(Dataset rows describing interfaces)
.....

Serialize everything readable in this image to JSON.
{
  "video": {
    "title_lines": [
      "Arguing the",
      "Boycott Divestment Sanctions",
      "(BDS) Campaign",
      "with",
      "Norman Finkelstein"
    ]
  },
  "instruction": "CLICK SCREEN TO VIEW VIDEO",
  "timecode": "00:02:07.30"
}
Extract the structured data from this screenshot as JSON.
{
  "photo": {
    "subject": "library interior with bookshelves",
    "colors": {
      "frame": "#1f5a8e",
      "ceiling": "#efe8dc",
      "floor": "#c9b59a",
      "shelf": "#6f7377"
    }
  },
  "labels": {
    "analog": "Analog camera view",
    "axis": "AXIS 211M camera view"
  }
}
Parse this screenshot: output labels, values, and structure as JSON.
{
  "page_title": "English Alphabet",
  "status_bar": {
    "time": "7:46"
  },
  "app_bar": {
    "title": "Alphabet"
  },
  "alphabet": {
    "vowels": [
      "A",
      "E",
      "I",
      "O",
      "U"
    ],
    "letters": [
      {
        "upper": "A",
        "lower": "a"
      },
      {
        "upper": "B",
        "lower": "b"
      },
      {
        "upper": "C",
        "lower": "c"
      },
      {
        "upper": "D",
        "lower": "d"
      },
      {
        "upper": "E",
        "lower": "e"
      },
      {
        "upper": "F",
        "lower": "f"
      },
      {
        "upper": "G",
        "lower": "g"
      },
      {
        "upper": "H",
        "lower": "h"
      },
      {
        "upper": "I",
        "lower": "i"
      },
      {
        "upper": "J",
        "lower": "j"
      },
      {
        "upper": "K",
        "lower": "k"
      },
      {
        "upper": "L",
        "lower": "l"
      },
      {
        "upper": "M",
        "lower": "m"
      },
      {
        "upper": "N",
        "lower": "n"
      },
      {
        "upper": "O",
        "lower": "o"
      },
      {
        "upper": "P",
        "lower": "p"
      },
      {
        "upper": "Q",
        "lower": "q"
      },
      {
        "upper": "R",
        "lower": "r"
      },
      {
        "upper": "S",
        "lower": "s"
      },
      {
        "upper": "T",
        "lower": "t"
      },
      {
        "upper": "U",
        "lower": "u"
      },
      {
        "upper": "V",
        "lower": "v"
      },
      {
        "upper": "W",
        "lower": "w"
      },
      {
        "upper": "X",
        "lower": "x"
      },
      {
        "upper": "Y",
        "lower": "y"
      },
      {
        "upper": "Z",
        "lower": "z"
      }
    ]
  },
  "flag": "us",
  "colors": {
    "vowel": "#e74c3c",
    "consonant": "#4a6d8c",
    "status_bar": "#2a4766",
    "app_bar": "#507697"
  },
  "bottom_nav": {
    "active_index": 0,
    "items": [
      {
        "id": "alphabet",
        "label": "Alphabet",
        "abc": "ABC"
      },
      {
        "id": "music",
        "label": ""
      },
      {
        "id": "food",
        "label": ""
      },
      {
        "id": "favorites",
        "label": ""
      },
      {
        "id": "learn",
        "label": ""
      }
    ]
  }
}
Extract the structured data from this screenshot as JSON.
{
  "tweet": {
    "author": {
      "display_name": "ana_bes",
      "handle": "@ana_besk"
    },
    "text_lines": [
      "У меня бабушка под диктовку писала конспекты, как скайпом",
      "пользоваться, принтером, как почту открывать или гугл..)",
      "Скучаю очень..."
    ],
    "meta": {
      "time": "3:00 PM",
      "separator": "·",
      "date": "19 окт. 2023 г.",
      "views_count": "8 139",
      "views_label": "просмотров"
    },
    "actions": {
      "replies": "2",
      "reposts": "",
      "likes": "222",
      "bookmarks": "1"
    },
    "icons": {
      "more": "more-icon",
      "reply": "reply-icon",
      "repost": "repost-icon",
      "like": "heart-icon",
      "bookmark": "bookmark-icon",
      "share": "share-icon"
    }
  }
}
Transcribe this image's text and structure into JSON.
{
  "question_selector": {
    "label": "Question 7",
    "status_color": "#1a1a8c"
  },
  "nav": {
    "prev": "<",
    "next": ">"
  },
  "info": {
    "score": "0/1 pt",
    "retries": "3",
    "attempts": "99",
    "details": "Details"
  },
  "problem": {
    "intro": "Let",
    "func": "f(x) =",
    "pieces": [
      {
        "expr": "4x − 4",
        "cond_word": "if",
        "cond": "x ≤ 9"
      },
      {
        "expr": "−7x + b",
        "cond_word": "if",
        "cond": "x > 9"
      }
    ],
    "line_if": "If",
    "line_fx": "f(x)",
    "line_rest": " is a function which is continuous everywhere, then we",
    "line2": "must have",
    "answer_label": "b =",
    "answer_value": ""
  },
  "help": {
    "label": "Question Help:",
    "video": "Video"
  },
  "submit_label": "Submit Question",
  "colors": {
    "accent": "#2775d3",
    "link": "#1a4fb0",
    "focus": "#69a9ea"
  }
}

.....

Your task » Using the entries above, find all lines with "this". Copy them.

Answer box »
Serialize everything readable in this image to JSON.
Extract the structured data from this screenshot as JSON.
Parse this screenshot: output labels, values, and structure as JSON.
Extract the structured data from this screenshot as JSON.
Transcribe this image's text and structure into JSON.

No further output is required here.